▶ [Problem to work on] Each line of the material must be repeated precisely, with the pictures left out.

▶ [Dataset entries]
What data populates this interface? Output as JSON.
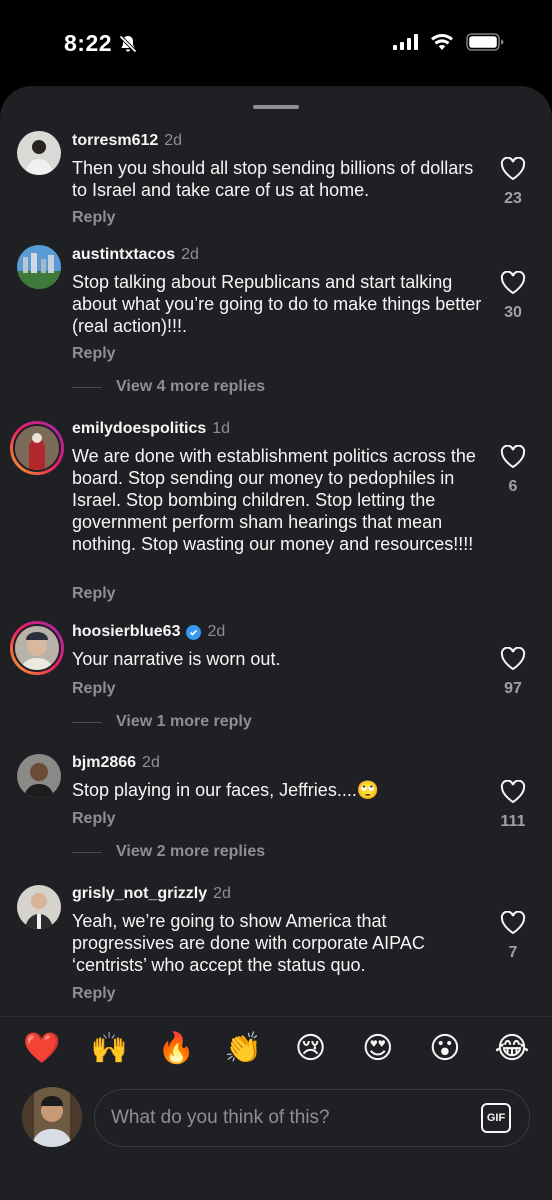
{
  "status": {
    "time": "8:22"
  },
  "comments": [
    {
      "username": "torresm612",
      "time": "2d",
      "text": "Then you should all stop sending billions of dollars to Israel and take care of us at home.",
      "reply": "Reply",
      "likes": "23"
    },
    {
      "username": "austintxtacos",
      "time": "2d",
      "text": "Stop talking about Republicans and start talking about what you’re going to do to make things better (real action)!!!.",
      "reply": "Reply",
      "likes": "30",
      "more_replies": "View 4 more replies"
    },
    {
      "username": "emilydoespolitics",
      "time": "1d",
      "text": "We are done with establishment politics across the board. Stop sending our money to pedophiles in Israel. Stop bombing children. Stop letting the government perform sham hearings that mean nothing. Stop wasting our money and resources!!!!",
      "reply": "Reply",
      "likes": "6"
    },
    {
      "username": "hoosierblue63",
      "time": "2d",
      "text": "Your narrative is worn out.",
      "reply": "Reply",
      "likes": "97",
      "more_replies": "View 1 more reply"
    },
    {
      "username": "bjm2866",
      "time": "2d",
      "text": "Stop playing in our faces, Jeffries....🙄",
      "reply": "Reply",
      "likes": "111",
      "more_replies": "View 2 more replies"
    },
    {
      "username": "grisly_not_grizzly",
      "time": "2d",
      "text": "Yeah, we’re going to show America that progressives are done with corporate AIPAC ‘centrists’ who accept the status quo.",
      "reply": "Reply",
      "likes": "7"
    }
  ],
  "emojis": [
    "❤️",
    "🙌",
    "🔥",
    "👏",
    "😢",
    "😍",
    "😮",
    "😂"
  ],
  "composer": {
    "placeholder": "What do you think of this?",
    "gif_label": "GIF"
  },
  "colors": {
    "background": "#1f2024",
    "text": "#f5f5f5",
    "secondary": "#8e8e93",
    "verified": "#3897f0"
  }
}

▶ [Answer below]
What data populates this interface? Output as JSON.
{
  "status": {
    "time": "8:22"
  },
  "comments": [
    {
      "username": "torresm612",
      "time": "2d",
      "text": "Then you should all stop sending billions of dollars to Israel and take care of us at home.",
      "reply": "Reply",
      "likes": "23"
    },
    {
      "username": "austintxtacos",
      "time": "2d",
      "text": "Stop talking about Republicans and start talking about what you’re going to do to make things better (real action)!!!.",
      "reply": "Reply",
      "likes": "30",
      "more_replies": "View 4 more replies"
    },
    {
      "username": "emilydoespolitics",
      "time": "1d",
      "text": "We are done with establishment politics across the board. Stop sending our money to pedophiles in Israel. Stop bombing children. Stop letting the government perform sham hearings that mean nothing. Stop wasting our money and resources!!!!",
      "reply": "Reply",
      "likes": "6"
    },
    {
      "username": "hoosierblue63",
      "time": "2d",
      "text": "Your narrative is worn out.",
      "reply": "Reply",
      "likes": "97",
      "more_replies": "View 1 more reply"
    },
    {
      "username": "bjm2866",
      "time": "2d",
      "text": "Stop playing in our faces, Jeffries....🙄",
      "reply": "Reply",
      "likes": "111",
      "more_replies": "View 2 more replies"
    },
    {
      "username": "grisly_not_grizzly",
      "time": "2d",
      "text": "Yeah, we’re going to show America that progressives are done with corporate AIPAC ‘centrists’ who accept the status quo.",
      "reply": "Reply",
      "likes": "7"
    }
  ],
  "emojis": [
    "❤️",
    "🙌",
    "🔥",
    "👏",
    "😢",
    "😍",
    "😮",
    "😂"
  ],
  "composer": {
    "placeholder": "What do you think of this?",
    "gif_label": "GIF"
  },
  "colors": {
    "background": "#1f2024",
    "text": "#f5f5f5",
    "secondary": "#8e8e93",
    "verified": "#3897f0"
  }
}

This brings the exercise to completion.